Input material:

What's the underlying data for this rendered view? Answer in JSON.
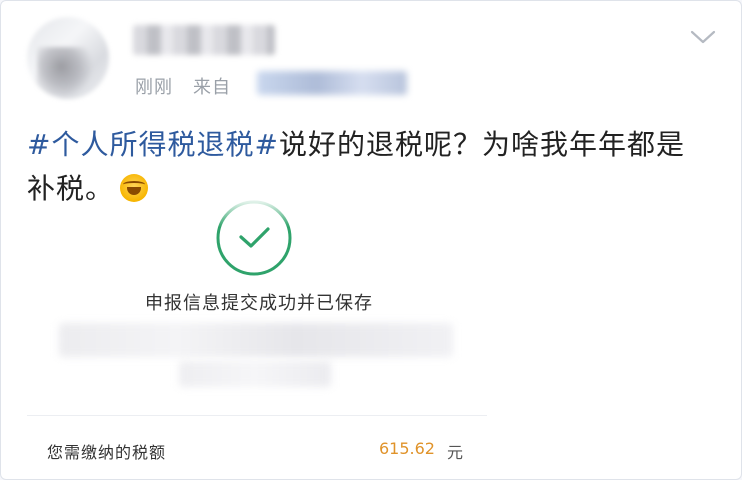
{
  "post": {
    "time": "刚刚",
    "source_prefix": "来自",
    "hashtag": "#个人所得税退税#",
    "text_line1": "说好的退税呢？为啥我年年都是",
    "text_line2": "补税。",
    "emoji": "laugh-cry-emoji"
  },
  "embedded": {
    "success_message": "申报信息提交成功并已保存",
    "tax_label": "您需缴纳的税额",
    "tax_amount": "615.62",
    "tax_unit": "元"
  },
  "colors": {
    "hashtag": "#2e5a9e",
    "success_green": "#2fa36b",
    "amount_orange": "#e0932a"
  }
}
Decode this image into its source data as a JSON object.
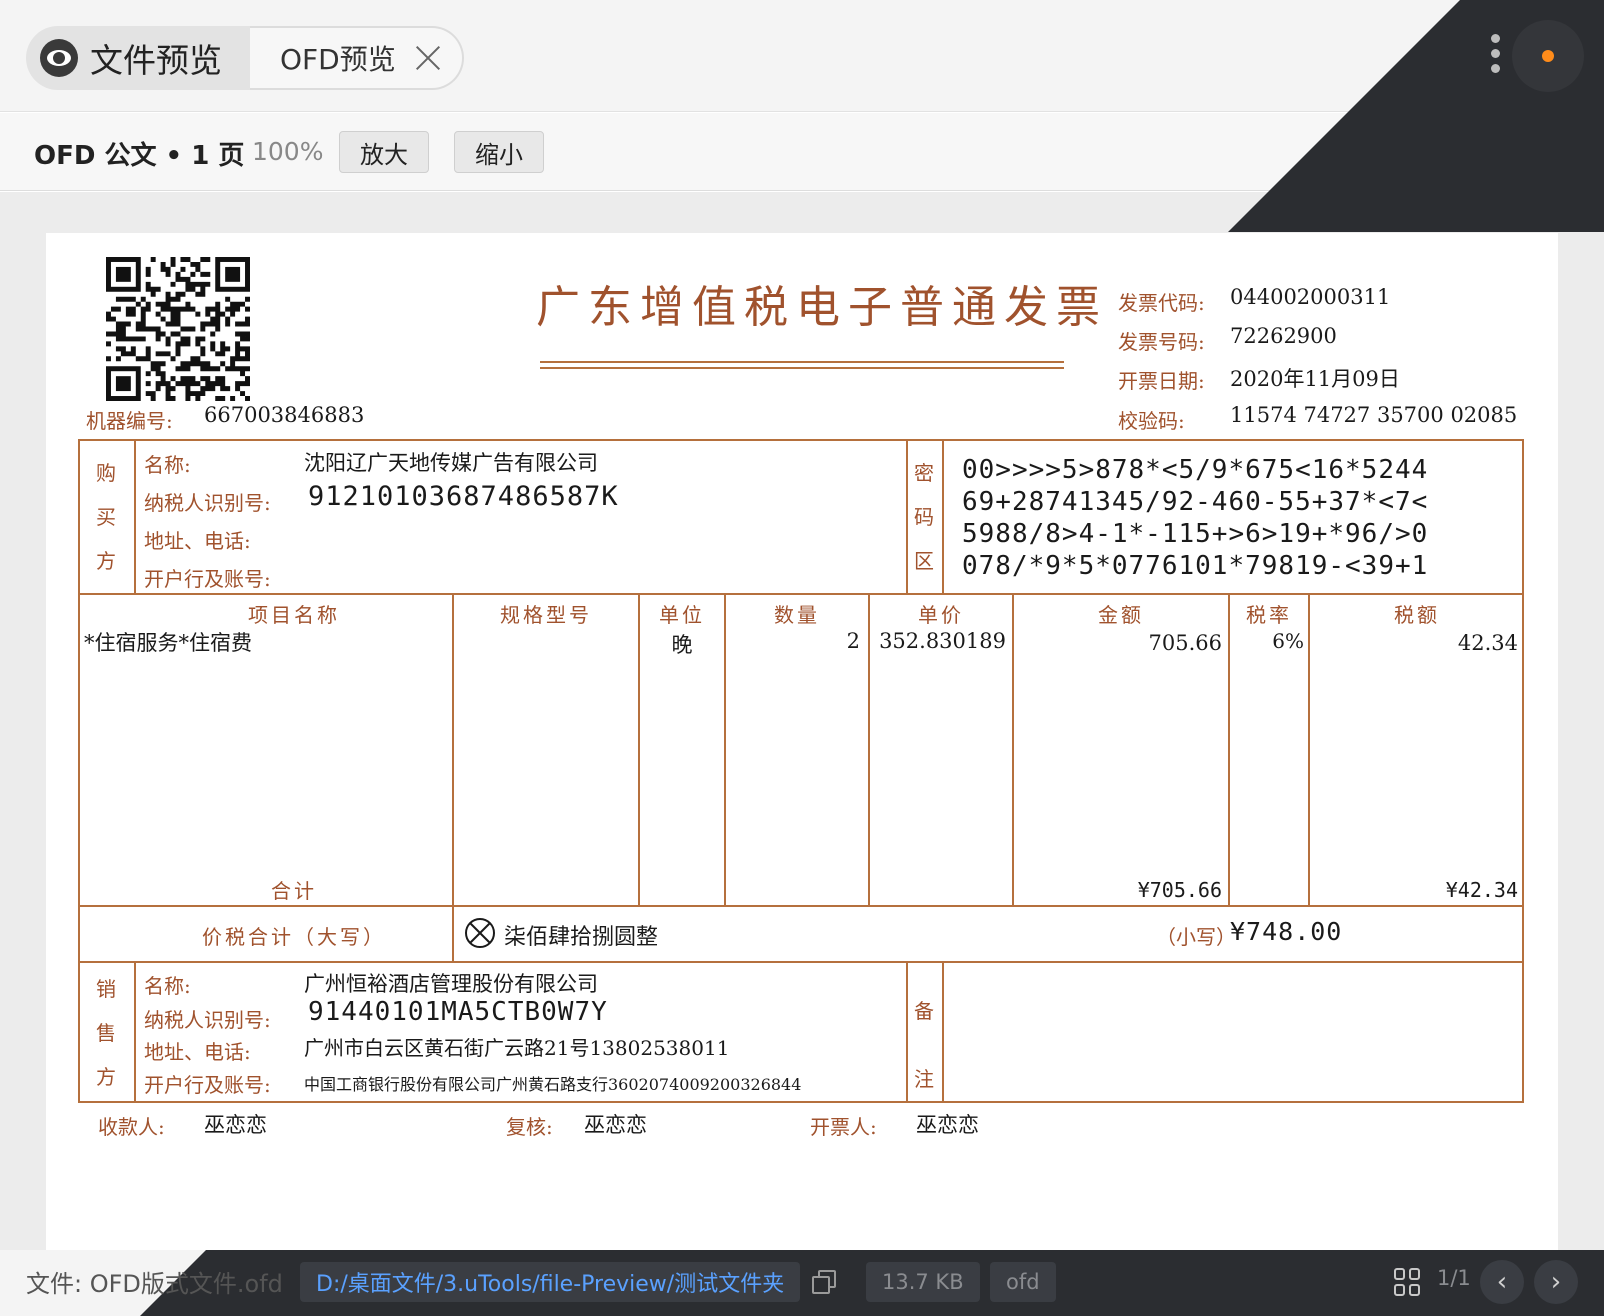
{
  "window": {
    "tabs": [
      {
        "label": "文件预览",
        "icon": "eye-icon"
      },
      {
        "label": "OFD预览",
        "icon": "close-icon"
      }
    ],
    "status_color": "#ff8c1a"
  },
  "toolbar": {
    "title": "OFD 公文 • 1 页",
    "zoom": "100%",
    "zoom_in": "放大",
    "zoom_out": "缩小"
  },
  "invoice": {
    "title": "广东增值税电子普通发票",
    "machine_label": "机器编号:",
    "machine_no": "667003846883",
    "meta": [
      {
        "label": "发票代码:",
        "value": "044002000311"
      },
      {
        "label": "发票号码:",
        "value": "72262900"
      },
      {
        "label": "开票日期:",
        "value": "2020年11月09日"
      },
      {
        "label": "校验码:",
        "value": "11574 74727 35700 02085"
      }
    ],
    "buyer": {
      "side_label": [
        "购",
        "买",
        "方"
      ],
      "name_label": "名称:",
      "name": "沈阳辽广天地传媒广告有限公司",
      "tax_label": "纳税人识别号:",
      "tax_id": "912101036874865​87K",
      "addr_label": "地址、电话:",
      "addr": "",
      "bank_label": "开户行及账号:",
      "bank": ""
    },
    "cipher": {
      "side_label": [
        "密",
        "码",
        "区"
      ],
      "lines": [
        "00>>>>5>878*<5/9*675<16*5244",
        "69+28741345/92-460-55+37*<7<",
        "5988/8>4-1*-115+>6>19+*96/>0",
        "078/*9*5*0776101*79819-<39+1"
      ]
    },
    "items_header": [
      "项目名称",
      "规格型号",
      "单位",
      "数量",
      "单价",
      "金额",
      "税率",
      "税额"
    ],
    "items": [
      {
        "name": "*住宿服务*住宿费",
        "spec": "",
        "unit": "晚",
        "qty": "2",
        "price": "352.830189",
        "amount": "705.66",
        "rate": "6%",
        "tax": "42.34"
      }
    ],
    "total_label": "合计",
    "total_amount": "¥705.66",
    "total_tax": "¥42.34",
    "grand_label": "价税合计（大写）",
    "grand_words": "柒佰肆拾捌圆整",
    "grand_small_label": "（小写）",
    "grand_small": "¥748.00",
    "seller": {
      "side_label": [
        "销",
        "售",
        "方"
      ],
      "name_label": "名称:",
      "name": "广州恒裕酒店管理股份有限公司",
      "tax_label": "纳税人识别号:",
      "tax_id": "91440101MA5CTB0W7Y",
      "addr_label": "地址、电话:",
      "addr": "广州市白云区黄石街广云路21号13802538011",
      "bank_label": "开户行及账号:",
      "bank": "中国工商银行股份有限公司广州黄石路支行3602074009200326844"
    },
    "remark_label": [
      "备",
      "注"
    ],
    "footer": [
      {
        "label": "收款人:",
        "value": "巫恋恋"
      },
      {
        "label": "复核:",
        "value": "巫恋恋"
      },
      {
        "label": "开票人:",
        "value": "巫恋恋"
      }
    ]
  },
  "statusbar": {
    "file_label": "文件:",
    "file_name": "OFD版式文件.ofd",
    "path": "D:/桌面文件/3.uTools/file-Preview/测试文件夹",
    "size": "13.7 KB",
    "type": "ofd",
    "pages": "1/1",
    "accent": "#5aa1ff"
  }
}
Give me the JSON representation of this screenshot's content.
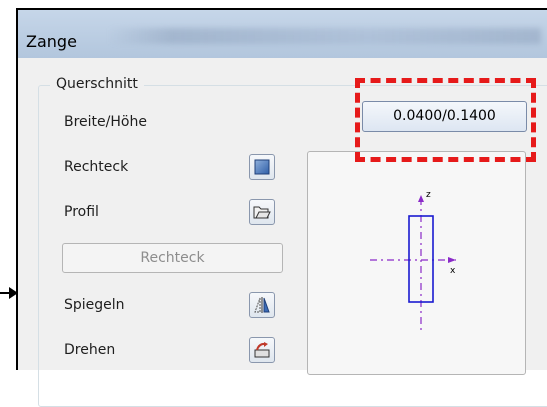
{
  "window": {
    "title": "Zange"
  },
  "group": {
    "legend": "Querschnitt"
  },
  "rows": {
    "breite_hoehe_label": "Breite/Höhe",
    "breite_hoehe_value": "0.0400/0.1400",
    "rechteck_label": "Rechteck",
    "profil_label": "Profil",
    "rechteck_button": "Rechteck",
    "spiegeln_label": "Spiegeln",
    "drehen_label": "Drehen"
  },
  "preview": {
    "axis_z": "z",
    "axis_x": "x"
  },
  "colors": {
    "highlight": "#e61a1a",
    "profile_stroke": "#1a1ad0",
    "axis": "#8a2ac8"
  }
}
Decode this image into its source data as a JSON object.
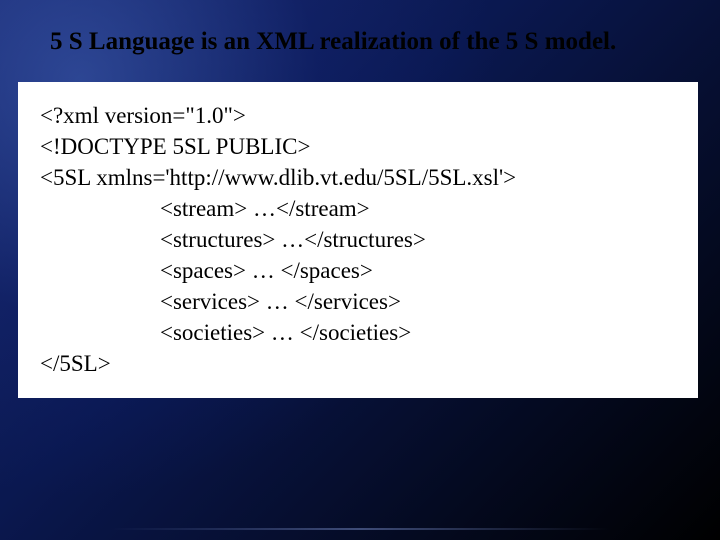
{
  "title": "5 S Language is an XML realization of the 5 S model.",
  "code": {
    "line1": "<?xml version=\"1.0\">",
    "line2": "<!DOCTYPE 5SL PUBLIC>",
    "line3": "<5SL xmlns='http://www.dlib.vt.edu/5SL/5SL.xsl'>",
    "line4": "<stream> …</stream>",
    "line5": "<structures> …</structures>",
    "line6": "<spaces> … </spaces>",
    "line7": "<services> … </services>",
    "line8": "<societies> … </societies>",
    "line9": "</5SL>"
  }
}
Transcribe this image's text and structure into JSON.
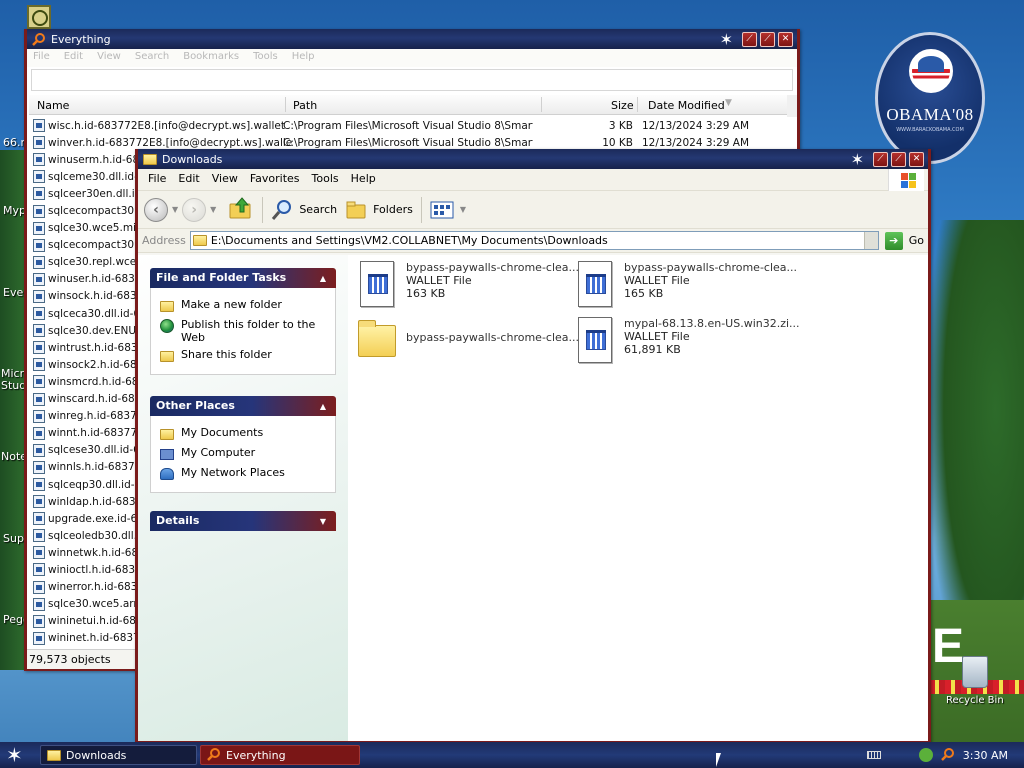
{
  "desktop": {
    "badge_title": "OBAMA'08",
    "badge_sub": "WWW.BARACKOBAMA.COM",
    "labels": [
      "66.m",
      "Mypa",
      "Ever",
      "Micro Studi",
      "Note",
      "Supe",
      "Pego"
    ],
    "recycle_bin": "Recycle Bin",
    "white_letter": "E"
  },
  "everything": {
    "title": "Everything",
    "menu": [
      "File",
      "Edit",
      "View",
      "Search",
      "Bookmarks",
      "Tools",
      "Help"
    ],
    "search_value": "",
    "columns": {
      "name": "Name",
      "path": "Path",
      "size": "Size",
      "date": "Date Modified"
    },
    "rows": [
      {
        "name": "wisc.h.id-683772E8.[info@decrypt.ws].wallet",
        "path": "C:\\Program Files\\Microsoft Visual Studio 8\\Smart...",
        "size": "3 KB",
        "date": "12/13/2024 3:29 AM"
      },
      {
        "name": "winver.h.id-683772E8.[info@decrypt.ws].wallet",
        "path": "C:\\Program Files\\Microsoft Visual Studio 8\\Smart...",
        "size": "10 KB",
        "date": "12/13/2024 3:29 AM"
      },
      {
        "name": "winuserm.h.id-683",
        "path": "",
        "size": "",
        "date": ""
      },
      {
        "name": "sqlceme30.dll.id-6",
        "path": "",
        "size": "",
        "date": ""
      },
      {
        "name": "sqlceer30en.dll.id",
        "path": "",
        "size": "",
        "date": ""
      },
      {
        "name": "sqlcecompact30.dl",
        "path": "",
        "size": "",
        "date": ""
      },
      {
        "name": "sqlce30.wce5.mips",
        "path": "",
        "size": "",
        "date": ""
      },
      {
        "name": "sqlcecompact30.dl",
        "path": "",
        "size": "",
        "date": ""
      },
      {
        "name": "sqlce30.repl.wce5",
        "path": "",
        "size": "",
        "date": ""
      },
      {
        "name": "winuser.h.id-6837",
        "path": "",
        "size": "",
        "date": ""
      },
      {
        "name": "winsock.h.id-6837",
        "path": "",
        "size": "",
        "date": ""
      },
      {
        "name": "sqlceca30.dll.id-6",
        "path": "",
        "size": "",
        "date": ""
      },
      {
        "name": "sqlce30.dev.ENU.",
        "path": "",
        "size": "",
        "date": ""
      },
      {
        "name": "wintrust.h.id-6837",
        "path": "",
        "size": "",
        "date": ""
      },
      {
        "name": "winsock2.h.id-683",
        "path": "",
        "size": "",
        "date": ""
      },
      {
        "name": "winsmcrd.h.id-683",
        "path": "",
        "size": "",
        "date": ""
      },
      {
        "name": "winscard.h.id-6831",
        "path": "",
        "size": "",
        "date": ""
      },
      {
        "name": "winreg.h.id-68377",
        "path": "",
        "size": "",
        "date": ""
      },
      {
        "name": "winnt.h.id-683772",
        "path": "",
        "size": "",
        "date": ""
      },
      {
        "name": "sqlcese30.dll.id-68",
        "path": "",
        "size": "",
        "date": ""
      },
      {
        "name": "winnls.h.id-683772",
        "path": "",
        "size": "",
        "date": ""
      },
      {
        "name": "sqlceqp30.dll.id-68",
        "path": "",
        "size": "",
        "date": ""
      },
      {
        "name": "winldap.h.id-68377",
        "path": "",
        "size": "",
        "date": ""
      },
      {
        "name": "upgrade.exe.id-68",
        "path": "",
        "size": "",
        "date": ""
      },
      {
        "name": "sqlceoledb30.dll.i",
        "path": "",
        "size": "",
        "date": ""
      },
      {
        "name": "winnetwk.h.id-683",
        "path": "",
        "size": "",
        "date": ""
      },
      {
        "name": "winioctl.h.id-68377",
        "path": "",
        "size": "",
        "date": ""
      },
      {
        "name": "winerror.h.id-6837",
        "path": "",
        "size": "",
        "date": ""
      },
      {
        "name": "sqlce30.wce5.arm",
        "path": "",
        "size": "",
        "date": ""
      },
      {
        "name": "wininetui.h.id-6831",
        "path": "",
        "size": "",
        "date": ""
      },
      {
        "name": "wininet.h.id-68377",
        "path": "",
        "size": "",
        "date": ""
      }
    ],
    "status": "79,573 objects"
  },
  "downloads": {
    "title": "Downloads",
    "menu": [
      "File",
      "Edit",
      "View",
      "Favorites",
      "Tools",
      "Help"
    ],
    "toolbar": {
      "search": "Search",
      "folders": "Folders"
    },
    "address_label": "Address",
    "address_value": "E:\\Documents and Settings\\VM2.COLLABNET\\My Documents\\Downloads",
    "go_label": "Go",
    "tasks": {
      "file_folder_title": "File and Folder Tasks",
      "file_folder_items": [
        "Make a new folder",
        "Publish this folder to the Web",
        "Share this folder"
      ],
      "other_places_title": "Other Places",
      "other_places_items": [
        "My Documents",
        "My Computer",
        "My Network Places"
      ],
      "details_title": "Details"
    },
    "files": [
      {
        "name": "bypass-paywalls-chrome-clea...",
        "type": "WALLET File",
        "size": "163 KB",
        "kind": "doc"
      },
      {
        "name": "bypass-paywalls-chrome-clea...",
        "type": "WALLET File",
        "size": "165 KB",
        "kind": "doc"
      },
      {
        "name": "bypass-paywalls-chrome-clea...",
        "type": "",
        "size": "",
        "kind": "folder"
      },
      {
        "name": "mypal-68.13.8.en-US.win32.zi...",
        "type": "WALLET File",
        "size": "61,891 KB",
        "kind": "doc"
      }
    ]
  },
  "taskbar": {
    "items": [
      {
        "label": "Downloads",
        "icon": "folder-icon"
      },
      {
        "label": "Everything",
        "icon": "search-icon"
      }
    ],
    "clock": "3:30 AM"
  }
}
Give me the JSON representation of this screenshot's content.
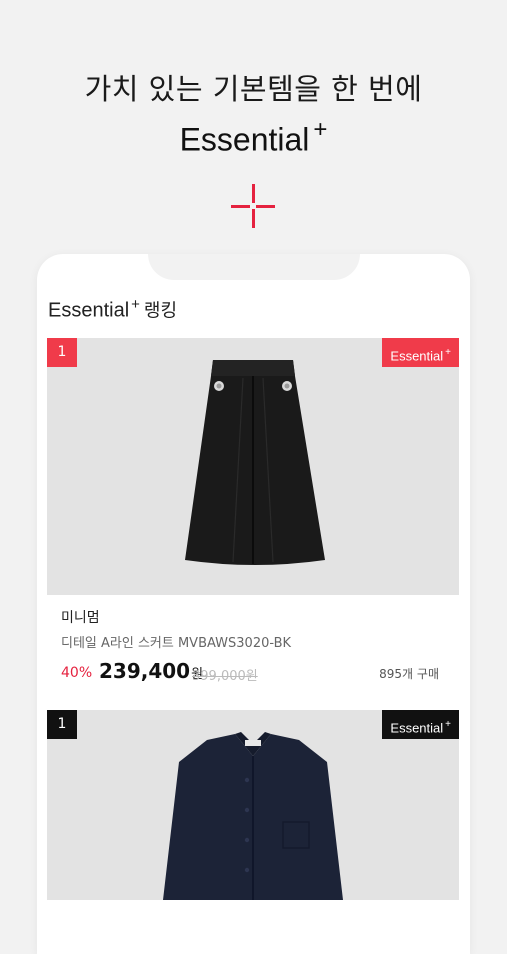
{
  "promo": {
    "headline": "가치 있는 기본템을 한 번에",
    "brand": "Essential",
    "brand_plus": "+"
  },
  "section": {
    "title": "Essential",
    "title_plus": "+",
    "title_suffix": "랭킹"
  },
  "products": [
    {
      "rank": "1",
      "badge": "Essential",
      "badge_plus": "+",
      "badge_color": "#f03b4a",
      "brand": "미니멈",
      "name": "디테일 A라인 스커트 MVBAWS3020-BK",
      "discount": "40%",
      "price": "239,400",
      "price_unit": "원",
      "original_price": "399,000원",
      "purchase_count": "895개 구매",
      "image": "black-a-line-skirt"
    },
    {
      "rank": "1",
      "badge": "Essential",
      "badge_plus": "+",
      "badge_color": "#111111",
      "image": "navy-knit-cardigan"
    }
  ],
  "colors": {
    "accent": "#e5223f",
    "background": "#f2f2f2"
  }
}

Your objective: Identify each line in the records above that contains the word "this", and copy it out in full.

Task solution:
What's the underlying data for this rendered view? Answer in JSON.
Decode this image into its source data as a JSON object.
Give me the JSON representation of this screenshot's content.
Decode this image into its source data as a JSON object.
Transcribe this image's text and structure into JSON.
        "Publish this folder to the Web",
        "Share this folder"
Give me the JSON representation of this screenshot's content.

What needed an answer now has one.